The whole listing is to be printed again exactly.

--- START ---

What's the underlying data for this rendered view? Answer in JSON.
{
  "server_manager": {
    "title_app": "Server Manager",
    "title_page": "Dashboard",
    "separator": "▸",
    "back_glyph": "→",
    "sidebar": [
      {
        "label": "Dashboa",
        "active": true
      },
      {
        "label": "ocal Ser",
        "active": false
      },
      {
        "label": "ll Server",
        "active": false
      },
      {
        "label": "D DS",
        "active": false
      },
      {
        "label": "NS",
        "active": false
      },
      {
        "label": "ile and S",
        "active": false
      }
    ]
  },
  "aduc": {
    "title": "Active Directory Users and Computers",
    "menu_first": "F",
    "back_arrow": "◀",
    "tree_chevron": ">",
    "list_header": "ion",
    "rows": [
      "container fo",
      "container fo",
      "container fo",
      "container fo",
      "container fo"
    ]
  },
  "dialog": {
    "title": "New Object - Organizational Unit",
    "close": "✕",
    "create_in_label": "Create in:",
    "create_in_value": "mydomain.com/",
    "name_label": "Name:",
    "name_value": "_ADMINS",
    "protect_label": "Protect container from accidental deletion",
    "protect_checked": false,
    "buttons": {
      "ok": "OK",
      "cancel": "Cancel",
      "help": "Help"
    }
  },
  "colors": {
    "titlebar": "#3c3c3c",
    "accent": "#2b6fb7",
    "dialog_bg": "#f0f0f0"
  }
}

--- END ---

■ Reply:
What's the underlying data for this rendered view? Answer in JSON.
{
  "server_manager": {
    "title_app": "Server Manager",
    "title_page": "Dashboard",
    "separator": "▸",
    "back_glyph": "→",
    "sidebar": [
      {
        "label": "Dashboa",
        "active": true
      },
      {
        "label": "ocal Ser",
        "active": false
      },
      {
        "label": "ll Server",
        "active": false
      },
      {
        "label": "D DS",
        "active": false
      },
      {
        "label": "NS",
        "active": false
      },
      {
        "label": "ile and S",
        "active": false
      }
    ]
  },
  "aduc": {
    "title": "Active Directory Users and Computers",
    "menu_first": "F",
    "back_arrow": "◀",
    "tree_chevron": ">",
    "list_header": "ion",
    "rows": [
      "container fo",
      "container fo",
      "container fo",
      "container fo",
      "container fo"
    ]
  },
  "dialog": {
    "title": "New Object - Organizational Unit",
    "close": "✕",
    "create_in_label": "Create in:",
    "create_in_value": "mydomain.com/",
    "name_label": "Name:",
    "name_value": "_ADMINS",
    "protect_label": "Protect container from accidental deletion",
    "protect_checked": false,
    "buttons": {
      "ok": "OK",
      "cancel": "Cancel",
      "help": "Help"
    }
  },
  "colors": {
    "titlebar": "#3c3c3c",
    "accent": "#2b6fb7",
    "dialog_bg": "#f0f0f0"
  }
}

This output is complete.